--- RECORDS Enclosed Below ---

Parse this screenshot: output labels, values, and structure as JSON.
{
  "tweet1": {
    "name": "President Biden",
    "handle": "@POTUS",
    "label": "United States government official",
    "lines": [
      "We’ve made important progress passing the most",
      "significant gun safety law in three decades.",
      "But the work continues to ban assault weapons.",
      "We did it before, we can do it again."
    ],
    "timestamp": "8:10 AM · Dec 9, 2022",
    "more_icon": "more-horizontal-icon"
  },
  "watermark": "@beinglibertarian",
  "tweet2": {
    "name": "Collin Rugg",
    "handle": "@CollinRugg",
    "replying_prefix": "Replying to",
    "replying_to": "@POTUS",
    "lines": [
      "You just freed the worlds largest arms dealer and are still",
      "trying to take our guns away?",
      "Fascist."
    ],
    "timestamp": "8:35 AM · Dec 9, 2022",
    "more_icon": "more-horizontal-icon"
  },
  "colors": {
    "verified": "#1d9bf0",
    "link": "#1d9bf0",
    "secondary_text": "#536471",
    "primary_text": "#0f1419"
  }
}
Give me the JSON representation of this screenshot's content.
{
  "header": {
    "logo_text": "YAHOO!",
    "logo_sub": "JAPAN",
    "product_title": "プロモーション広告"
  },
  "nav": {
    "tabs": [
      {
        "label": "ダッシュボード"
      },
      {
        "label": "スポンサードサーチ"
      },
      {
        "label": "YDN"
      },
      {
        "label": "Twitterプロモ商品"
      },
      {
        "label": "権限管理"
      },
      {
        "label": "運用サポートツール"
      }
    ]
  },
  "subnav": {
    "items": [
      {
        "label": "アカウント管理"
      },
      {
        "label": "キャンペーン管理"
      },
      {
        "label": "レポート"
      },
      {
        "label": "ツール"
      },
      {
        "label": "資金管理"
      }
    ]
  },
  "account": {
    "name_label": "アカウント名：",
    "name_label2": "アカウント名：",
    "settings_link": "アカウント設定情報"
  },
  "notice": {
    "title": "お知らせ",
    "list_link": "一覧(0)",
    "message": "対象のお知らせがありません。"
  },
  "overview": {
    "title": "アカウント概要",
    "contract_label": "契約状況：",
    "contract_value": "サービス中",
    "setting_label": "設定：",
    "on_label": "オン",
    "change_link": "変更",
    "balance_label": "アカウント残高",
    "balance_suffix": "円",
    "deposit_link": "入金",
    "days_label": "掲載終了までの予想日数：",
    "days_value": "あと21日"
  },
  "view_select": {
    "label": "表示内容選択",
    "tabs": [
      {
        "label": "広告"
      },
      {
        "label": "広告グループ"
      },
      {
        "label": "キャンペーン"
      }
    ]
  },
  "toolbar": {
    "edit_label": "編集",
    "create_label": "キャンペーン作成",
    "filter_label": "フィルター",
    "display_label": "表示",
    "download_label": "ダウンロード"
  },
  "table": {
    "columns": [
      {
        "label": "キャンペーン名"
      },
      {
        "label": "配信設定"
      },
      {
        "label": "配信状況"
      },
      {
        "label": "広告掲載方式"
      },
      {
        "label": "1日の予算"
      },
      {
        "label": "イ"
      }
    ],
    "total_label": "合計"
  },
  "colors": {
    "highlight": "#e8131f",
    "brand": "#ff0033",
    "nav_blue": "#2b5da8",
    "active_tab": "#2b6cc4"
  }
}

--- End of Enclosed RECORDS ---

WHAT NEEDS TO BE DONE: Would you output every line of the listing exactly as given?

ANSWER FOR THIS EXERCISE:
Parse this screenshot: output labels, values, and structure as JSON.
{
  "tweet1": {
    "name": "President Biden",
    "handle": "@POTUS",
    "label": "United States government official",
    "lines": [
      "We’ve made important progress passing the most",
      "significant gun safety law in three decades.",
      "But the work continues to ban assault weapons.",
      "We did it before, we can do it again."
    ],
    "timestamp": "8:10 AM · Dec 9, 2022",
    "more_icon": "more-horizontal-icon"
  },
  "watermark": "@beinglibertarian",
  "tweet2": {
    "name": "Collin Rugg",
    "handle": "@CollinRugg",
    "replying_prefix": "Replying to",
    "replying_to": "@POTUS",
    "lines": [
      "You just freed the worlds largest arms dealer and are still",
      "trying to take our guns away?",
      "Fascist."
    ],
    "timestamp": "8:35 AM · Dec 9, 2022",
    "more_icon": "more-horizontal-icon"
  },
  "colors": {
    "verified": "#1d9bf0",
    "link": "#1d9bf0",
    "secondary_text": "#536471",
    "primary_text": "#0f1419"
  }
}
Give me the JSON representation of this screenshot's content.
{
  "header": {
    "logo_text": "YAHOO!",
    "logo_sub": "JAPAN",
    "product_title": "プロモーション広告"
  },
  "nav": {
    "tabs": [
      {
        "label": "ダッシュボード"
      },
      {
        "label": "スポンサードサーチ"
      },
      {
        "label": "YDN"
      },
      {
        "label": "Twitterプロモ商品"
      },
      {
        "label": "権限管理"
      },
      {
        "label": "運用サポートツール"
      }
    ]
  },
  "subnav": {
    "items": [
      {
        "label": "アカウント管理"
      },
      {
        "label": "キャンペーン管理"
      },
      {
        "label": "レポート"
      },
      {
        "label": "ツール"
      },
      {
        "label": "資金管理"
      }
    ]
  },
  "account": {
    "name_label": "アカウント名：",
    "name_label2": "アカウント名：",
    "settings_link": "アカウント設定情報"
  },
  "notice": {
    "title": "お知らせ",
    "list_link": "一覧(0)",
    "message": "対象のお知らせがありません。"
  },
  "overview": {
    "title": "アカウント概要",
    "contract_label": "契約状況：",
    "contract_value": "サービス中",
    "setting_label": "設定：",
    "on_label": "オン",
    "change_link": "変更",
    "balance_label": "アカウント残高",
    "balance_suffix": "円",
    "deposit_link": "入金",
    "days_label": "掲載終了までの予想日数：",
    "days_value": "あと21日"
  },
  "view_select": {
    "label": "表示内容選択",
    "tabs": [
      {
        "label": "広告"
      },
      {
        "label": "広告グループ"
      },
      {
        "label": "キャンペーン"
      }
    ]
  },
  "toolbar": {
    "edit_label": "編集",
    "create_label": "キャンペーン作成",
    "filter_label": "フィルター",
    "display_label": "表示",
    "download_label": "ダウンロード"
  },
  "table": {
    "columns": [
      {
        "label": "キャンペーン名"
      },
      {
        "label": "配信設定"
      },
      {
        "label": "配信状況"
      },
      {
        "label": "広告掲載方式"
      },
      {
        "label": "1日の予算"
      },
      {
        "label": "イ"
      }
    ],
    "total_label": "合計"
  },
  "colors": {
    "highlight": "#e8131f",
    "brand": "#ff0033",
    "nav_blue": "#2b5da8",
    "active_tab": "#2b6cc4"
  }
}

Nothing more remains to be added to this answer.